## Exercise aim
Search the entries below for the word "title" and copy every line where it appears.

## Materials provided
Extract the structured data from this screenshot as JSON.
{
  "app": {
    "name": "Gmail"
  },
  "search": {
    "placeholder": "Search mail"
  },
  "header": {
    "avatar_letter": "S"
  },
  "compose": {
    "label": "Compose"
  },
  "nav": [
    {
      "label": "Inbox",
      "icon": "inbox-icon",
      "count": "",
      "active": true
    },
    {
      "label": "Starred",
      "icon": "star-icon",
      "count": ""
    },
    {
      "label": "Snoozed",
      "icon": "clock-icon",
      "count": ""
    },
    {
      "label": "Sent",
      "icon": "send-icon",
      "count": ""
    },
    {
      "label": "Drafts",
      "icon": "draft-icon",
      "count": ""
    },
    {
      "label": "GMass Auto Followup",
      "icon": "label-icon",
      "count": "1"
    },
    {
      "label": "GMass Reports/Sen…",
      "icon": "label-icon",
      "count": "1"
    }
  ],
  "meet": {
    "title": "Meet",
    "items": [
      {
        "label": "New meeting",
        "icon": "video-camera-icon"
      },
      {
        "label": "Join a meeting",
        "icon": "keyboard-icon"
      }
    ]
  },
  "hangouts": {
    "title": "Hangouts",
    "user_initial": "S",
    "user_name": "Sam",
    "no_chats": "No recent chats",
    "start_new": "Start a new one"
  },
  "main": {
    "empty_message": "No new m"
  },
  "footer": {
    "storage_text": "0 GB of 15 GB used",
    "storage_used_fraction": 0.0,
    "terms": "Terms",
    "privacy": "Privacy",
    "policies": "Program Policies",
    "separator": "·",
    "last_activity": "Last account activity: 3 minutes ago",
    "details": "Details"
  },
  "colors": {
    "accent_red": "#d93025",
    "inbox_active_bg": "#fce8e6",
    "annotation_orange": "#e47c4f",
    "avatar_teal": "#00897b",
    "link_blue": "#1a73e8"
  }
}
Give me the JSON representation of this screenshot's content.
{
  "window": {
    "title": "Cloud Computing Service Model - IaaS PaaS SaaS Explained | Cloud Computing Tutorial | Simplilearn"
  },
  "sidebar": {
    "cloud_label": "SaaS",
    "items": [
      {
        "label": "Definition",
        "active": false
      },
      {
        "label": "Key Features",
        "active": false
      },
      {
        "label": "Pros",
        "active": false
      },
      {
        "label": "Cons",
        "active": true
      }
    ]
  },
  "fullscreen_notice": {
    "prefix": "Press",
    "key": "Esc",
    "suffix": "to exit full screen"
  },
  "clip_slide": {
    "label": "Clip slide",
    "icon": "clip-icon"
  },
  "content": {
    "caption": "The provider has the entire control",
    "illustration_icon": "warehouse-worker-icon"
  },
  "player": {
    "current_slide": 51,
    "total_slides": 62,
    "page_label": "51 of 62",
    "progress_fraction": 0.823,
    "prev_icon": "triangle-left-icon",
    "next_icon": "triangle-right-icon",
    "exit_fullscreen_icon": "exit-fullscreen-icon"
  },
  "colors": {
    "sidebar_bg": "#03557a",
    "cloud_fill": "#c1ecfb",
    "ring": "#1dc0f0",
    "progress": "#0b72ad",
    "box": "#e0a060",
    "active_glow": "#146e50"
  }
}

## Answer section
    "title": "Meet",
    "title": "Hangouts",
    "title": "Cloud Computing Service Model - IaaS PaaS SaaS Explained | Cloud Computing Tutorial | Simplilearn"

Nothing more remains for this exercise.